Instructions for the task:
Your reply must contain the full listing below, reproduced exactly, but no pictures.

Study material:
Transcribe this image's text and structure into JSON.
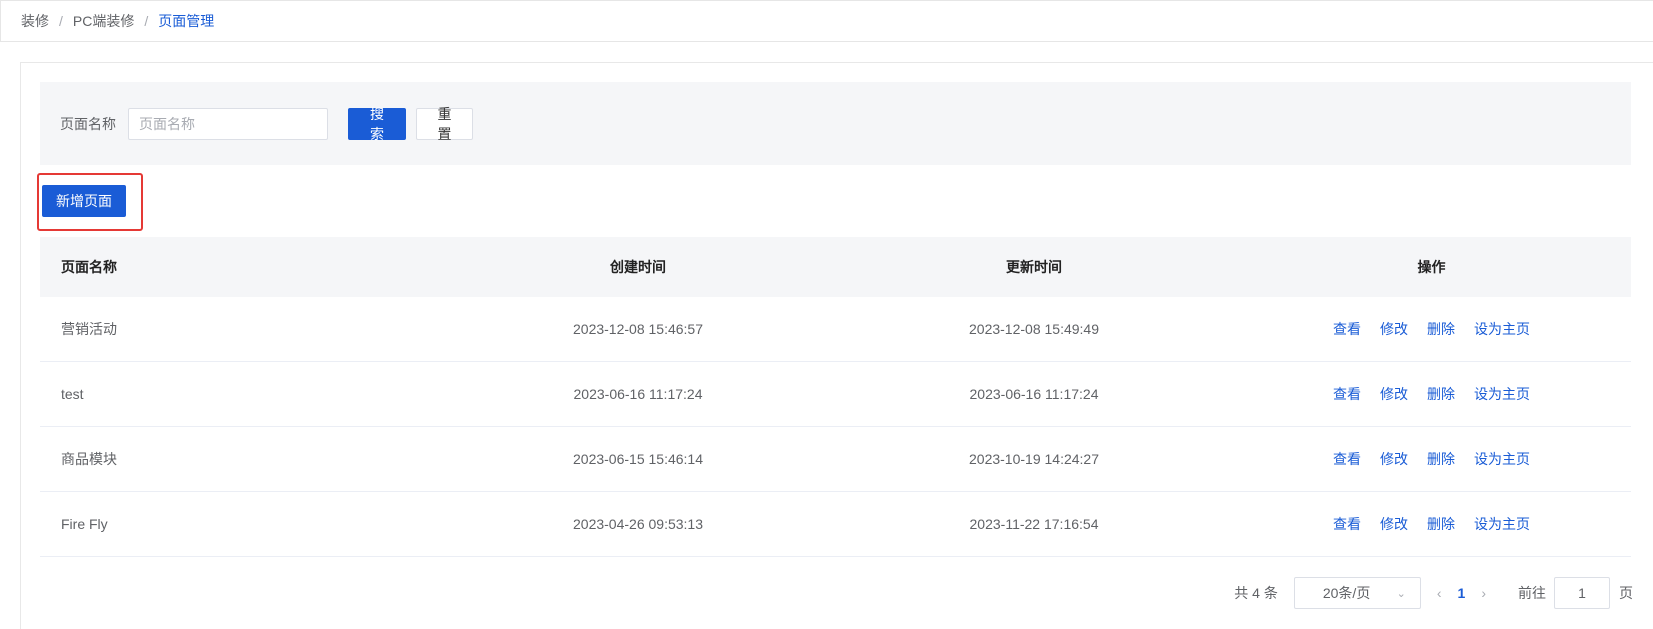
{
  "breadcrumb": {
    "items": [
      "装修",
      "PC端装修",
      "页面管理"
    ],
    "separator": "/"
  },
  "filter": {
    "label": "页面名称",
    "input_placeholder": "页面名称",
    "input_value": "",
    "search_label": "搜索",
    "reset_label": "重置"
  },
  "toolbar": {
    "add_label": "新增页面"
  },
  "table": {
    "columns": [
      "页面名称",
      "创建时间",
      "更新时间",
      "操作"
    ],
    "rows": [
      {
        "name": "营销活动",
        "created": "2023-12-08 15:46:57",
        "updated": "2023-12-08 15:49:49"
      },
      {
        "name": "test",
        "created": "2023-06-16 11:17:24",
        "updated": "2023-06-16 11:17:24"
      },
      {
        "name": "商品模块",
        "created": "2023-06-15 15:46:14",
        "updated": "2023-10-19 14:24:27"
      },
      {
        "name": "Fire Fly",
        "created": "2023-04-26 09:53:13",
        "updated": "2023-11-22 17:16:54"
      }
    ],
    "actions": [
      "查看",
      "修改",
      "删除",
      "设为主页"
    ]
  },
  "pagination": {
    "total_text": "共 4 条",
    "page_size": "20条/页",
    "current_page": "1",
    "goto_label": "前往",
    "goto_value": "1",
    "page_suffix": "页"
  },
  "icons": {
    "prev": "chevron-left-icon",
    "next": "chevron-right-icon",
    "select": "chevron-down-icon"
  },
  "colors": {
    "primary": "#1a5cd6",
    "highlight_border": "#e53935"
  }
}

Solution for this task:
Transcribe this image's text and structure into JSON.
{
  "breadcrumb": {
    "items": [
      "装修",
      "PC端装修",
      "页面管理"
    ],
    "separator": "/"
  },
  "filter": {
    "label": "页面名称",
    "input_placeholder": "页面名称",
    "input_value": "",
    "search_label": "搜索",
    "reset_label": "重置"
  },
  "toolbar": {
    "add_label": "新增页面"
  },
  "table": {
    "columns": [
      "页面名称",
      "创建时间",
      "更新时间",
      "操作"
    ],
    "rows": [
      {
        "name": "营销活动",
        "created": "2023-12-08 15:46:57",
        "updated": "2023-12-08 15:49:49"
      },
      {
        "name": "test",
        "created": "2023-06-16 11:17:24",
        "updated": "2023-06-16 11:17:24"
      },
      {
        "name": "商品模块",
        "created": "2023-06-15 15:46:14",
        "updated": "2023-10-19 14:24:27"
      },
      {
        "name": "Fire Fly",
        "created": "2023-04-26 09:53:13",
        "updated": "2023-11-22 17:16:54"
      }
    ],
    "actions": [
      "查看",
      "修改",
      "删除",
      "设为主页"
    ]
  },
  "pagination": {
    "total_text": "共 4 条",
    "page_size": "20条/页",
    "current_page": "1",
    "goto_label": "前往",
    "goto_value": "1",
    "page_suffix": "页"
  },
  "icons": {
    "prev": "chevron-left-icon",
    "next": "chevron-right-icon",
    "select": "chevron-down-icon"
  },
  "colors": {
    "primary": "#1a5cd6",
    "highlight_border": "#e53935"
  }
}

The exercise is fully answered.